Once i entered the world of the intensive care unit, i was exposed to a very different variety of female values: critical thinking, aggressive action, and a level playing field were touted by my peers, and despite my initial fear of being drowned by a sea of judgment and misunderstanding, i quickly realized that being a “bitch” was an asset. And yet what i often wonder, in the interactions i have with both men and women regularly, is this: what makes it perfectly acceptable for a man to think only for himself, while a woman feels obligated to please everyone along her path? You do tend to find writers making tea, talking about making tea or at least tea-adjacent. This may be because college students thought tea was only fit for old ladies. – is something very different. What lies at the root of this distrust and dismissal of one another? why are we as women so determined to fight for our own rights and freedoms and privileges, yet so quick to discourage those very examples that advocate for us? as a registered nurse, my career exists in a microcosm of this very point of contention and issue of concern every single day.
Bitch ladies. Through it all, however, there comes a distinct irony that has plagued my mind for three decades: how can we, as women, instead of supporting one another through the daily struggles we each face, attempt to tear each other down instead? i don’t claim to be much of an expert at anything at all. In modern (1990s, originally black english) slang, its use with reference to a man is sexually contemptuous, from the “woman” insult. Perhaps influenced by the verb meaning “to bungle, spoil,” which is recorded from 1823. The host bitched tea or bitched the pot.

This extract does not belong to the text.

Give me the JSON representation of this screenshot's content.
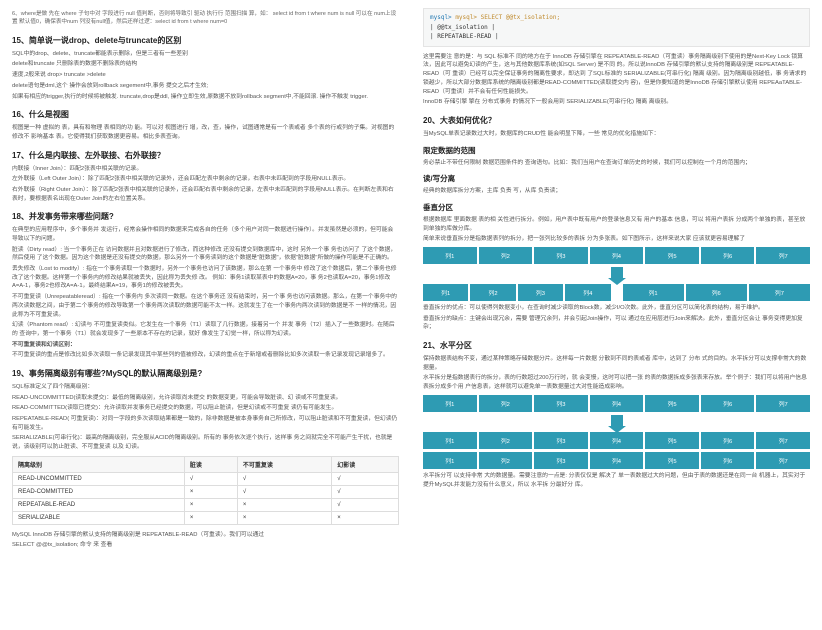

These days there are so many rules and expectations for professional women that getting dressed in the morning can feel like running through a minefield while muscly men in helicopters shoot at you from above. Available in 5 sizes and pink, blue, purple or navy colours.